Strongly influenced by Mosley and Beamish’s activities in England (Mosley founded the British Union of Fascists while Beamish served as the vice president of the Imperial Fascist League), Arcand spewed out hatred for decades to eager audiences. Now a first biography has appeared by historian and journalist Jean-François Nadeau, “Adrien Arcand, Canadian Führer” (Lux Éditeur).
The author of a 2009 study about the ultra-nationalist French historian Robert Rumilly, Nadeau has chosen yet another subject illustrating the extent to which brutal prejudice can inspire political allegiance.
Arcand learned xenophobia from his father, a Quebec labor activist who led campaigns against the tiny population of immigrant Chinese workers.
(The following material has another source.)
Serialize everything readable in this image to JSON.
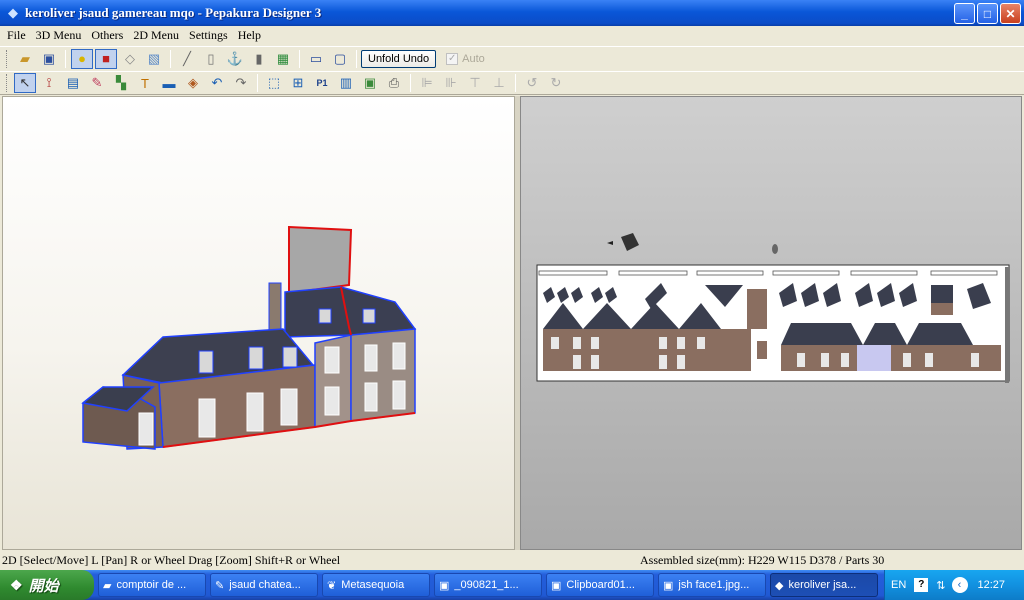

Launching his own newspaper, Le Goglu (The Bobolink), in 1930, the younger Arcand alleged that Montreal’s most dangerous criminals were Jewish, while in 1932 he urged imprisoning Canadian Jews in ghettos, following Europe’s precedent.